Sundae Sermon saying goodbye to Morningside Park
CYRIL JOSH BARKER Amsterdam News Staff | 5/16/2013, 4:33 p.m.
Revelers of Harlem's famed "Sundae Sermon" event are no longer shaking their groove things in Morningside Park. In a recent interview with the AmNews, Norman McHugh, aka DJ Stormin' Norman, announced that this past Sunday was the last time the event would be held in Morningside Park.
While Sundae Sermon will live on once more in 2012 on Sept. 30 in St. Nicholas Park and for summers to come, McHugh said due to conflicts with local residence in the Morningside neighborhood and the Parks Department, he has been told to take the party elsewhere.
"The deal in the beginning was that the Parks Department gave me eight dates this summer," he said. "Then about three weeks before it was supposed to start, they took them away and only gave me four dates, and I was trying to understand why. The reason was that there were too many people in the park."
"Too many people" being about 500 who flock to the top of Morningside Park whenever the event takes place. Sundae Sermon mainly consists of famed DJs playing all types of music while people come to meet, dance and enjoy the summer weather. The event sets up camp near Morningside Drive, where residents live directly across the street near Columbia University.
When McHugh started the event in 2007, attendance was only about 25. However, as word spread, the crowd grew to hundreds, becoming a staple to many people's Sunday routines. The event has become so popular that celebs have been sighted there, including actor Idris Elba and even hip-hop royalty Pete Rock giving the ones and twos a spin.
While paying for the event out of his own pocket, McHugh said Sundae Sermon gets sponsorship from many small businesses in Harlem. Next year, McHugh said that he plans to expand Sundae Sermon by not only having the event at another park in Harlem, but ultimately having a festival featuring live music. Sundae Sermon has already expanded to a radio show on WHCR 90.3 FM and albums featuring music from the event.
But as Sundae Sermon bids adieu to its original Morningside Park home, McHugh realizes that the event is a staple to Harlem and plans to keep it that way.
"It's something that Harlem needs," he said. "Sundae Sermon is about the people, and the people have been a great support.
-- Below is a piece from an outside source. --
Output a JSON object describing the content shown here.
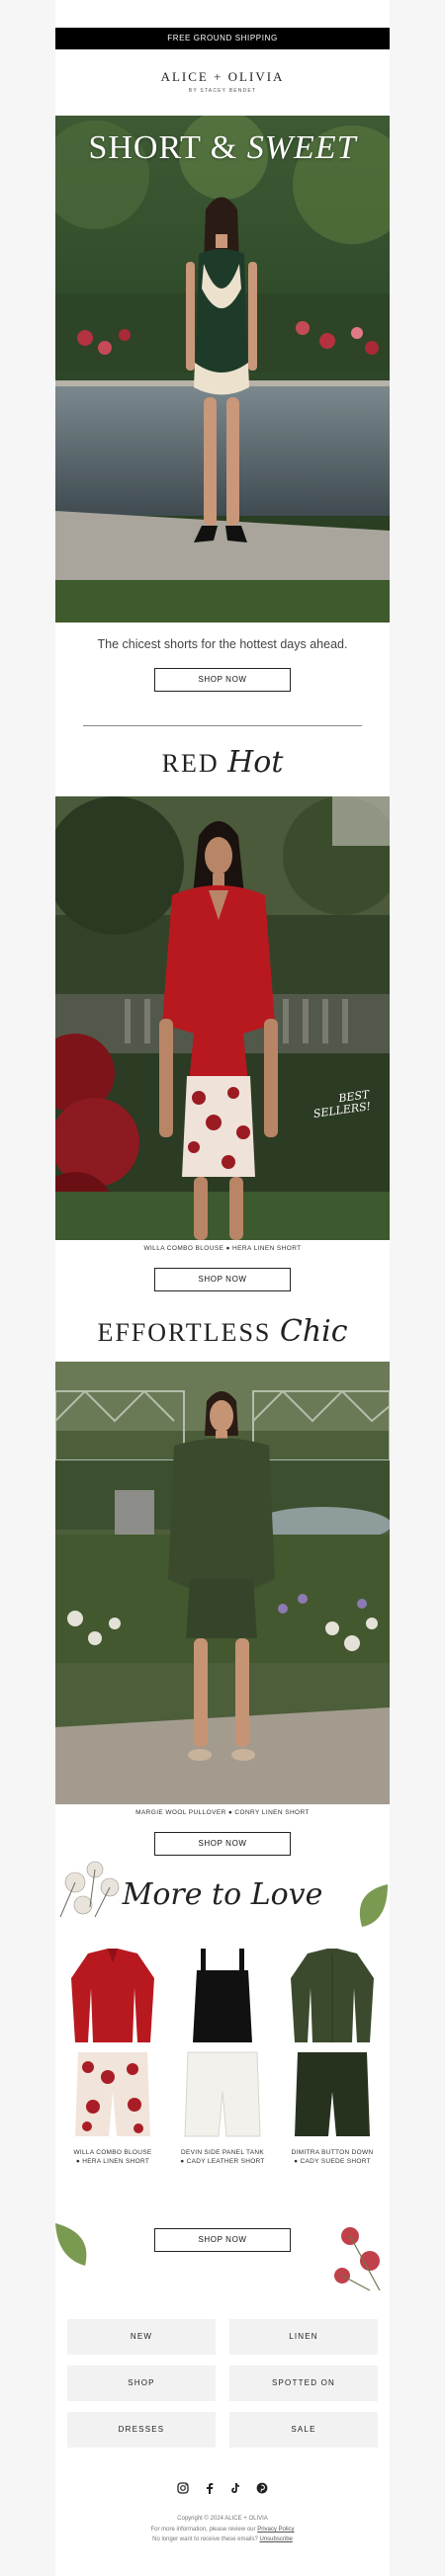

They pull me over on the street all the time and say, 'We need our Sundae Sermon.' It's a testament to Harlem and the things we are doing."